“Please be on your best behaviour for the next three months,” I said to Afzal at the breakfast table.
He was instantly amused. “Why?” he asked me. “Why, why?”
“Listen, we are going to complete 15 years of being married in three months and I want to write a glorious column on the joy of relationships,” I elaborated. “To be able to write truthfully about how stunning love can be, we have to make it wonderful first.”
“Aha!” he said, a little flabbergasted at my suggestion.
“Look, I want to speak to people who are still trying to figure out how to make this marriage thing work. I want to show them that despite its ignominious flaws, we can recover the fun and humour.”
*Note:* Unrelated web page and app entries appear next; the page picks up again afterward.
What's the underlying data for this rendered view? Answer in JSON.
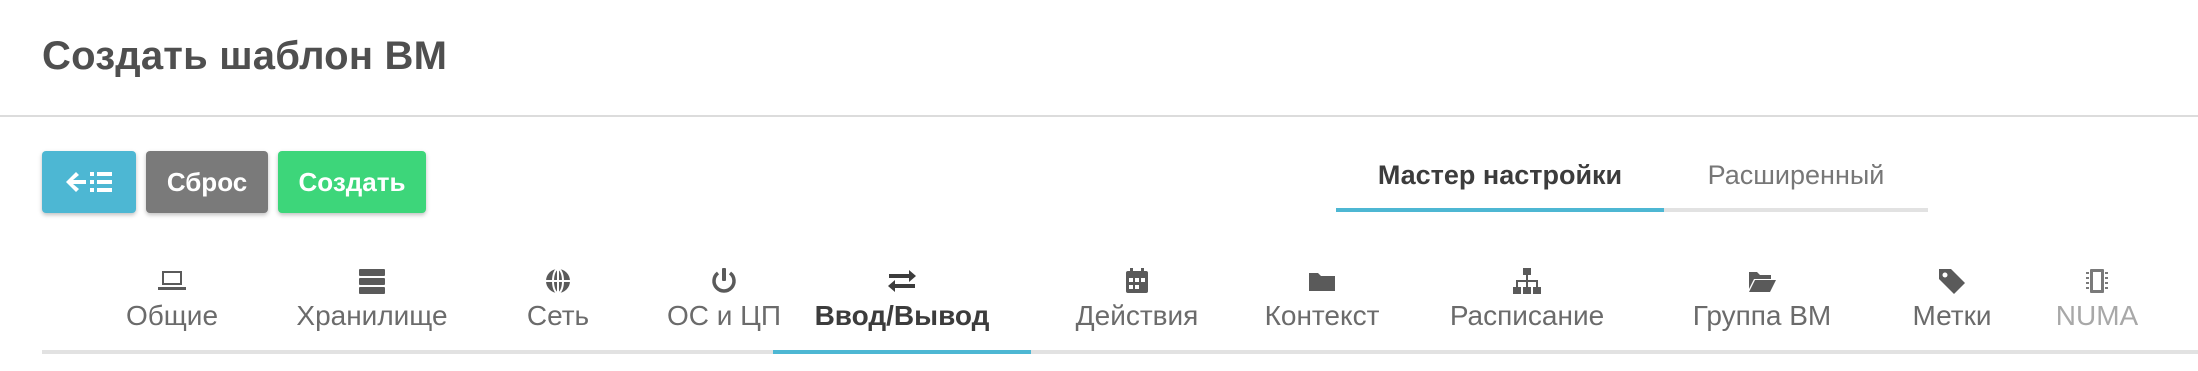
{
  "page": {
    "title": "Создать шаблон ВМ"
  },
  "toolbar": {
    "back_icon": "arrow-left-list-icon",
    "reset_label": "Сброс",
    "create_label": "Создать"
  },
  "mode_tabs": {
    "wizard": "Мастер настройки",
    "advanced": "Расширенный",
    "active": "wizard"
  },
  "section_tabs": {
    "active": "Ввод/Вывод",
    "items": [
      {
        "label": "Общие",
        "icon": "laptop-icon"
      },
      {
        "label": "Хранилище",
        "icon": "server-icon"
      },
      {
        "label": "Сеть",
        "icon": "globe-icon"
      },
      {
        "label": "ОС и ЦП",
        "icon": "power-icon"
      },
      {
        "label": "Ввод/Вывод",
        "icon": "exchange-arrows-icon"
      },
      {
        "label": "Действия",
        "icon": "calendar-icon"
      },
      {
        "label": "Контекст",
        "icon": "folder-icon"
      },
      {
        "label": "Расписание",
        "icon": "sitemap-icon"
      },
      {
        "label": "Группа ВМ",
        "icon": "folder-open-icon"
      },
      {
        "label": "Метки",
        "icon": "tag-icon"
      },
      {
        "label": "NUMA",
        "icon": "microchip-icon"
      }
    ]
  },
  "colors": {
    "accent": "#4db7d3",
    "reset": "#7a7a7a",
    "create": "#3dd67a"
  }
}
“And I have to do all the hard work for your column?” he asked.
“Think of the lives you can influence with your model behaviour, Afzal,” I said. “People on the verge of despair will know that they can recover their love. You are the inspiration they need.”
Our eldest daughter cleared her throat, reminding us that she was also at the table.
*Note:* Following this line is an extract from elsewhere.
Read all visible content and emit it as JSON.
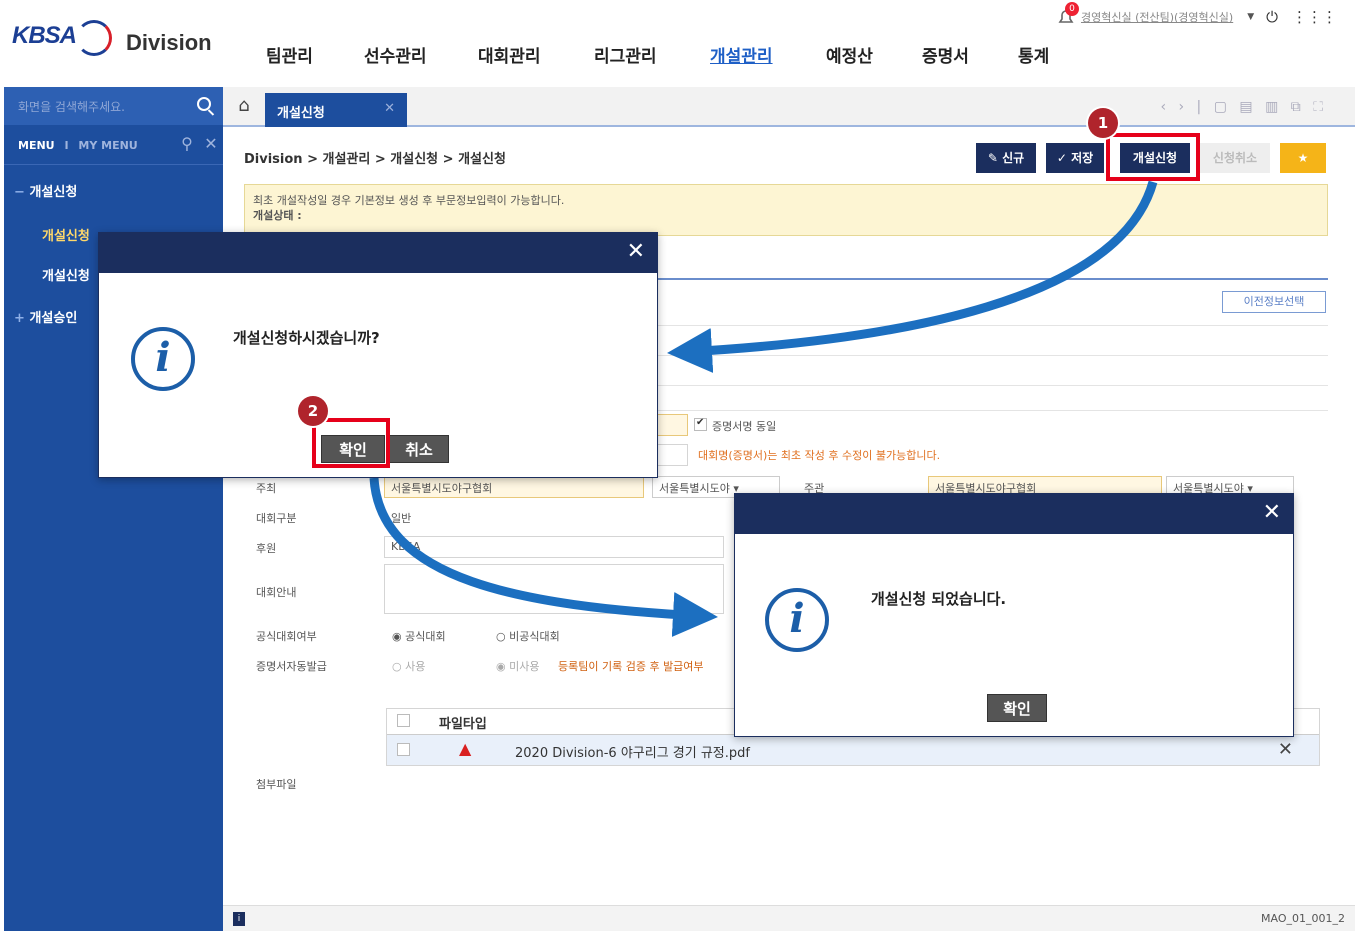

“For the next three months, be like me,” Afzal said, making a quick comeback. “Stay calm, be agreeable, don’t stress and relax!”
I gulped. I didn’t say what I always say—how will things get done unless somebody gets all wound up and creates pressure on the rest of the group?
“Follow the leader,” he said. “ Eat more, eat longer, don’t try to be an expert, be forgetful and dream big.”
We have a deal for now. I remind him of small details and he shows me the bigger picture. I pretend to be patient with his fantasy of living on a large farm and rearing horses one day. He pays attention when I show him the family of squirrels who have made a home on the ledge above the AC in our room.
The difference between Afzal and me is that he is the only son in an Indian family and I am the only daughter in an Indian family. He takes what he needs, knows how to allocate chores to others, receives love without having trust issues, and has the raw confidence that the world will offer him what he seeks.
Not having acquired any of these skills when I was being raised to be a good woman, I used to find him very odd in our early years. I am still sceptical, but having seen the long-term benefits of his way of being, I have agreed to copy them.
“Shabaash,” he sometimes says to me when he catches me at it. Even if it means I have learnt to ask him to do the work that he cannot even see needs to be done, until I have placed it right in front of him.
“Not so shabaash,” he feels at other times when my behaving like him makes him less comfortable.
Copying his authoritative ways makes me more relaxed and less grumpy. Copying my role of paying attention to the details has the reverse effect on him.
“I have become like you,” he complains with exasperation. “I used to be so happy and blind. Now I can see too much. I don’t know what good it does.”
I keep quiet in response.
I scoff at the patriarchal hierarchies that he is trained to honour within the family and in the world, because there is no place for women and children in that pecking order. I have first-hand experience of how systems silence women, and invisibilize the needs of children and the poor. Not being a beneficiary, I reject and rebel against it.
On the other hand, the big city hierarchies and snobberies that I am trained to participate in, exclude people like him and he is very good at calling out their injustice and hypocrisy.
Often it gets tiresome and we crave the comfort of the familiar. We long to return to the reassurance of groups, languages, jokes and etiquette that we grew up with.
This is a mountain every relationship learns to climb. Not having anticipated it, it is hard to stay even-tempered as we run out of breath and wonder if it is just simpler to return to base rather than keep trekking towards the unknown with this disagreeable person next to us.
We know that we must be equals in our relationship but our upbringing and gender conditioning hasn’t quite prepared us for it. The world has raised us with different expectations. Every day it treats men and women in unequal ways. We find our needs pitted against each other’s. We had thought love would mean always being on the same side. Love demands confrontation.
As the years pass, we learn to differentiate between situations that divide us and those where we are fighting to stay together. Collectively, we want to create a world that has scale, comfort, peace and justice—both for us to keep and to share. A world in which we have discovered how to make love work.
“Why do you like to remember so much?” he asks me.
“I want to reconcile,” I say. “I want to make sense. I want to understand and accept ourselves for who we are.”
“It’s 6 in the evening,” he says. “Go out and cycle aimlessly. Come back for tea when you are relaxed. Or tired.”
He is reminding me to be less like me and more like him. For the sake of the country, I agree.
Natasha Badhwar is a film-maker, media trainer and mother of three.